To learn more about the difference between sponsorships and commercials, see "Advertising and Sponsorship," p. 299 (Chapter 18, "Generating Revenue").
We are not against advertisements in podcasts, but you need to remember not all podcast listeners are going to put up with commercials. Part of the
Some advertisers are going to insist that the advertisements be placed early in the show. It is your job to point out to them the differences in podcasting and commercial radio and let them know you want to make sure you have as large a listening base as possible. Hooking new listeners is all about making the best possible first impression, and having a commercial upfront will never achieve that goal.

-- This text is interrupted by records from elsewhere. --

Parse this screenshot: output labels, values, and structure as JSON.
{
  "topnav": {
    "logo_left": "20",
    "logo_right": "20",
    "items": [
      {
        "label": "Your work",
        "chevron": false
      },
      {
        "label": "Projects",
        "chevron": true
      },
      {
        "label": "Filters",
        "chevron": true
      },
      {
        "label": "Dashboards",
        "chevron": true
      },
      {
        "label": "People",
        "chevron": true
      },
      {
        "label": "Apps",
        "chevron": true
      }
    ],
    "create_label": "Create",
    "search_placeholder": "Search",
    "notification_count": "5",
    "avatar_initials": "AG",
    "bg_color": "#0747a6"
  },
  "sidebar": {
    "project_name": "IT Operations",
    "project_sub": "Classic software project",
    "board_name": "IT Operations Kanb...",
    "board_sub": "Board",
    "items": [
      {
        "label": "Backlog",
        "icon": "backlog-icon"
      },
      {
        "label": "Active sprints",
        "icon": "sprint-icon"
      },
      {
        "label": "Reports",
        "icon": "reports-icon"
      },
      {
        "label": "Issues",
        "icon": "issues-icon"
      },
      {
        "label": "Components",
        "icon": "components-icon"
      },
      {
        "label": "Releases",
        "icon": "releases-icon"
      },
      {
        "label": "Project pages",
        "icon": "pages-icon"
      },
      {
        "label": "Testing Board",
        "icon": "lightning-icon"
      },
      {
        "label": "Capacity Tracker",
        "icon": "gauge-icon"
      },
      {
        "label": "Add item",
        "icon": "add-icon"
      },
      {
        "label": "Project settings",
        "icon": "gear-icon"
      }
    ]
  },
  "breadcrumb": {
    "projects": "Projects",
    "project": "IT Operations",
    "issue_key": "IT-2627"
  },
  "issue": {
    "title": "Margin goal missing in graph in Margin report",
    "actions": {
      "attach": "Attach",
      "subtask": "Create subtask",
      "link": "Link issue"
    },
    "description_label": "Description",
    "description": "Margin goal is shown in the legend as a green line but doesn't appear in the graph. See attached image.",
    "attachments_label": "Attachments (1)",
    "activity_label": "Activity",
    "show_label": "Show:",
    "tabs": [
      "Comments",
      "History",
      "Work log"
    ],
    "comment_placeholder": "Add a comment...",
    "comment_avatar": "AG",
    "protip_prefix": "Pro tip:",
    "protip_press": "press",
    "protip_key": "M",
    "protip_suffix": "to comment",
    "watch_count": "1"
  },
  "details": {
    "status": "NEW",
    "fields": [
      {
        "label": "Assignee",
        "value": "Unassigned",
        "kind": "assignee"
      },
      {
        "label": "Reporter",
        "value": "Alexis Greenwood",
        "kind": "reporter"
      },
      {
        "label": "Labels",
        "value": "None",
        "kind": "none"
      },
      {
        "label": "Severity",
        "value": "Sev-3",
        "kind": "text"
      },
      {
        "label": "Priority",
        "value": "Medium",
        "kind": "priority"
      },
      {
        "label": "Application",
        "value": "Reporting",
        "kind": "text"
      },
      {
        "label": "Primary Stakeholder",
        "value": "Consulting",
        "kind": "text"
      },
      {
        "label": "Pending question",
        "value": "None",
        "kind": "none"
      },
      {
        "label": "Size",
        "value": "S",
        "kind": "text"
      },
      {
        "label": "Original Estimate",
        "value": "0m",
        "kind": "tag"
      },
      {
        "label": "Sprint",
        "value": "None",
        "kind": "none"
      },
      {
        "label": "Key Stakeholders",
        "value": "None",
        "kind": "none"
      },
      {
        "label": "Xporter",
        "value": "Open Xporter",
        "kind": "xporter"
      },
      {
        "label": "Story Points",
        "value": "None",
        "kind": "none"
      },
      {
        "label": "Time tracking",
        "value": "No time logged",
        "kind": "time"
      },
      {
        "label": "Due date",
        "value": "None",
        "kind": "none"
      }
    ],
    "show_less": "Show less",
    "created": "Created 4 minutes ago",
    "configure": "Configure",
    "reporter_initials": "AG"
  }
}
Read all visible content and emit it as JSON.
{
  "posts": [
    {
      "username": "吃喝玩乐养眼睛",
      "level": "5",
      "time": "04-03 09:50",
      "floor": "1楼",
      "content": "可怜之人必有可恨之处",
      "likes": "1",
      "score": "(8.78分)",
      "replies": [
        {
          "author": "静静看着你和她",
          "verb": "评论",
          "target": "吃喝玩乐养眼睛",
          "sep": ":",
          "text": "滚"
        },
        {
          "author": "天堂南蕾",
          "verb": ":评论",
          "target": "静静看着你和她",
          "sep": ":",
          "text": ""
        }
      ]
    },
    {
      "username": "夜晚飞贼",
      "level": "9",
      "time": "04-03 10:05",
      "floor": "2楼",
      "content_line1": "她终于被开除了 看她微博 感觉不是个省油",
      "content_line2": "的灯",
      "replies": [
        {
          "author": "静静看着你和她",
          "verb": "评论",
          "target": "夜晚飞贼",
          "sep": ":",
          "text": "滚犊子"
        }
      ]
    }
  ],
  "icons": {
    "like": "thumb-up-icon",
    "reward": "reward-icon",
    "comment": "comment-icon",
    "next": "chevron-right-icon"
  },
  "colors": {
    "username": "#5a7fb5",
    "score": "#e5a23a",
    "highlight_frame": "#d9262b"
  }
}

Given the choice between a 3-minute introduction and no introduction, most listeners, especially those who have subscribed, would pick no introduction. You need to pick some balance between having a full-fledged promo to start your show for the new listeners and the desires of your current listener base. The length of your introduction will vary depending on the type of show you are doing and its overall length. You do not want a 1-minute introduction on a 5-minute show, but for a show that is over an
Looking at over 50 of the more popular podcasts, we noted the following breakdown concerning the length of show introductions (see Table 5.1).
Table 5.1. Average Length of Podcast Introductions
As would be expected, the length of the shows correlates to the length of the introductions. Although there is no hard-and-fast rule for what the length of your introduction should be, you should take into consideration that if your introduction is much greater than the averages listed here, you run the risk of turning off potential new listeners and current subscribers. It is always best to err on having an introduction that is too short rather than one that is too long.